David Bowie Any Day Now: The London Years (1947-1974)Author: Kelvin Cann Category: Biography, The London Years Publisher: Adelita Ltd Published: 28 Feb, 2011 ISBN-13: 9780955201776 Pages: 336 Language: English Dimension: 28,8 x 22.86 x 1.91 cm
David Bowie first came to notice with the 1969 song “Space Oddity,” after which he promptly vanished from the public eye, immersing himself in a long period of musical experimentation and reemerging in 1972 as the glam rock androgyne Ziggy Stardust. Under this persona Bowie launched the album The Rise and Fall of Ziggy Stardust and the Spiders from Mars, spearheaded by the hit single “Starman.” The late 60s and early 70s were an incredibly formative and fertile period for Bowie. Any Day Now provides the most detailed account of Bowie’s early years ever published, with a wealth of new biographical information, interviews, memorabilia plus rare and unseen portraits from photographers including Terry O’Neill, Ray Stevenson, Geoff MacCormack, David Bebbington, Jak Kilby and Bob Solly. Proceeding year by year–and even day by day, as Bowie’s career takes off and goes stellar–it tracks the rock legend’s career from his birth in London in 1947 to the height of his success in 1974 with the release of his album Diamond Dogs and his departure from the UK. For hardcore Bowie fans, Any Day Now also includes the most concise listing of early Bowie performances ever published. Author Kevin Cann, who has worked on reissues of Bowie’s back catalogue, unravels many of the myths that have surrounded the early career of one of rock’s most influential figures, in this encyclopedic illustrated book. Kenneth Pitt, Bowie’s manager during these years (1967-1970), contributes a foreword.

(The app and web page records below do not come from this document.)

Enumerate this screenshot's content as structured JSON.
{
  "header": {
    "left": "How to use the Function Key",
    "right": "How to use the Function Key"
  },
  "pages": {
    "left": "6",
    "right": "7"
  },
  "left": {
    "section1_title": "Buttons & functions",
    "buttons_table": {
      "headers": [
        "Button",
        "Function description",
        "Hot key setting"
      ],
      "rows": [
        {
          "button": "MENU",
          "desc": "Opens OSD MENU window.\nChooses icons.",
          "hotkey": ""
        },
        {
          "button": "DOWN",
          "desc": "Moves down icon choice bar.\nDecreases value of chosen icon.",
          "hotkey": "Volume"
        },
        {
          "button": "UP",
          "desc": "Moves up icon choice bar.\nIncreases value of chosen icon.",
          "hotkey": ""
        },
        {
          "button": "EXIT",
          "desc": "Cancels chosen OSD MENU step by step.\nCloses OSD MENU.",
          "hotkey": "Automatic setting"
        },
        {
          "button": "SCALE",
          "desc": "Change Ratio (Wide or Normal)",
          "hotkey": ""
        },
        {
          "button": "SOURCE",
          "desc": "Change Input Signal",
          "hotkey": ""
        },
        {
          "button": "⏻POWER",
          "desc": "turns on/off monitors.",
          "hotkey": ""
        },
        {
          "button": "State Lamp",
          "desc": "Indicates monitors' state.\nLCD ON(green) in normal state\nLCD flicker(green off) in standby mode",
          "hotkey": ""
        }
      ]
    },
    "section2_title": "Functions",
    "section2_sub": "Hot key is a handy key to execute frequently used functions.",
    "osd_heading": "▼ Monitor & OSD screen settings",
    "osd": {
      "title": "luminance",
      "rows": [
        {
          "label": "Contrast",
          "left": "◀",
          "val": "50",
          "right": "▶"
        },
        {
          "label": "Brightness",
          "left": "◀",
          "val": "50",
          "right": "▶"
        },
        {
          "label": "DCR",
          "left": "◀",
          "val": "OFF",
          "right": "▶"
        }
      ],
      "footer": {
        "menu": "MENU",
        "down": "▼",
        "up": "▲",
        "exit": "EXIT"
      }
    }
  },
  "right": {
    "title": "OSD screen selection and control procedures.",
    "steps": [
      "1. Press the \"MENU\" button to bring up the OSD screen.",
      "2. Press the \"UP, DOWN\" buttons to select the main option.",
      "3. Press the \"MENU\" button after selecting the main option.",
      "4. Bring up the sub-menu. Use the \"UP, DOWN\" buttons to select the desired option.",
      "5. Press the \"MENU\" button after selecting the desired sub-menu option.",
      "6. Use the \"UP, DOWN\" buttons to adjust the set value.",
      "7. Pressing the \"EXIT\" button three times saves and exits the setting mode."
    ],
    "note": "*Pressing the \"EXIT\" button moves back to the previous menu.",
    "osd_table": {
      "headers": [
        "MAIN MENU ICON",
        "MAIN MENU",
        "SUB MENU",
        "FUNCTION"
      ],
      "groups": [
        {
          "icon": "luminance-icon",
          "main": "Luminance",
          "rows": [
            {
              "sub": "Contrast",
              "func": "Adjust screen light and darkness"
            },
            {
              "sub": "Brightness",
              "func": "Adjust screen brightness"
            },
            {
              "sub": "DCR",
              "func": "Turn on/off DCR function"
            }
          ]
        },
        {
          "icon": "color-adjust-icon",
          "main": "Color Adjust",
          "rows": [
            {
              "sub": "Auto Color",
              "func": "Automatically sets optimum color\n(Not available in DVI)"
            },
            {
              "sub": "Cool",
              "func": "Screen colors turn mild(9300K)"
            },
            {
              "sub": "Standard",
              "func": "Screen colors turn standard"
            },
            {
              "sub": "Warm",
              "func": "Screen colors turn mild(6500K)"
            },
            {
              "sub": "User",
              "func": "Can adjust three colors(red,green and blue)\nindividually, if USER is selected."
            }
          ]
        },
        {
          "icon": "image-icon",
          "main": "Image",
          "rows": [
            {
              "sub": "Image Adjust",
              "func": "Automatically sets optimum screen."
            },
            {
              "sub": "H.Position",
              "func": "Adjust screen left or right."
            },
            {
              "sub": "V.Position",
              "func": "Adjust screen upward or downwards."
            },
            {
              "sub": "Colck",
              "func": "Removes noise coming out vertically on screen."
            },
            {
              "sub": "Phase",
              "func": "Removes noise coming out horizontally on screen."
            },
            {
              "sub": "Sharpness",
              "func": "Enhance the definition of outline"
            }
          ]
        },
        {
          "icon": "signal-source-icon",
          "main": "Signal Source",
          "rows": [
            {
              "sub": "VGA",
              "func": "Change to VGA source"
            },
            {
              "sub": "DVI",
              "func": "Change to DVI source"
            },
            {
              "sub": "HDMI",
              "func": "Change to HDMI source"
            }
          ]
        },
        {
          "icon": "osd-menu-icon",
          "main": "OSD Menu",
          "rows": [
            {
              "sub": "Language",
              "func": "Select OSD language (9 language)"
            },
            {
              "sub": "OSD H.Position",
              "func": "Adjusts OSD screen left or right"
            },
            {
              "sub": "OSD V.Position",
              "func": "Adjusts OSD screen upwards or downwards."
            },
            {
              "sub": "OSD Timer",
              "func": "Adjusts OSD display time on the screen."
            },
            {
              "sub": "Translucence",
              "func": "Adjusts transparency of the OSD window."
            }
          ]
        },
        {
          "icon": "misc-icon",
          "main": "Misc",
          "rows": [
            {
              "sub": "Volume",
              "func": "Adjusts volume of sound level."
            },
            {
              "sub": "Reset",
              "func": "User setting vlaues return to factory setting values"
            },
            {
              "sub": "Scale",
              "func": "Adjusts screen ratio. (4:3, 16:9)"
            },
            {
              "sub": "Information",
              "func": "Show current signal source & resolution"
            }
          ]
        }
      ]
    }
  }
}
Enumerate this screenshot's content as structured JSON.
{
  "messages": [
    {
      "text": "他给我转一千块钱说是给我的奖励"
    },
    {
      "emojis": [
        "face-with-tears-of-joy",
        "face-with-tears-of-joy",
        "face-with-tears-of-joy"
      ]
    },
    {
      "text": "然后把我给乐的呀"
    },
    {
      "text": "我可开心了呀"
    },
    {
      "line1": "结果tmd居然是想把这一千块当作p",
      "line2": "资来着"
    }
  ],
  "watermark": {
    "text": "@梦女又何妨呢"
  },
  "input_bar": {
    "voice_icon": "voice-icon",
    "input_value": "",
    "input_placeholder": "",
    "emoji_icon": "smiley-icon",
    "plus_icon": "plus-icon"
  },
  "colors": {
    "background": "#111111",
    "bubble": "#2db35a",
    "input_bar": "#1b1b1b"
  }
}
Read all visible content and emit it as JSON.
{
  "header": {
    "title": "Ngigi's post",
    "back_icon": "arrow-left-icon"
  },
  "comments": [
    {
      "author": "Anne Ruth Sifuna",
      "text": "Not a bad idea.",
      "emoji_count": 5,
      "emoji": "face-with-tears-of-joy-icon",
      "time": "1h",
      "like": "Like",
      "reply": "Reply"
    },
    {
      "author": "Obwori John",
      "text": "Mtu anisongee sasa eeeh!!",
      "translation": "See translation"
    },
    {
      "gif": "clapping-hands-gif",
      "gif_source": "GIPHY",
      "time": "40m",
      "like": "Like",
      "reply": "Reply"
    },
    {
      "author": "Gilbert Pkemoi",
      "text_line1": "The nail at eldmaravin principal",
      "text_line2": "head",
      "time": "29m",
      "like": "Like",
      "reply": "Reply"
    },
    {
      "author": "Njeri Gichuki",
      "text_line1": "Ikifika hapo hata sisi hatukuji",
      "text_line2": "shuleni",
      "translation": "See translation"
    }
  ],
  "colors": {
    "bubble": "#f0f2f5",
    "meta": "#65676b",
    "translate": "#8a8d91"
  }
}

Kevin Cann published his first book on Bowie (David Bowie: A Chronology) in 1983. In 1995 he worked as Bowie’s assistant on his first solo exhibition in London, and in 1999 he researched and coordinated the reissue of Bowie’s back catalogue with EMI. Cann has also worked as consultant on Bowie and Mick Rock’s Moonage Daydream (2002) and Geoff MacCormack’s Station To Station (2007).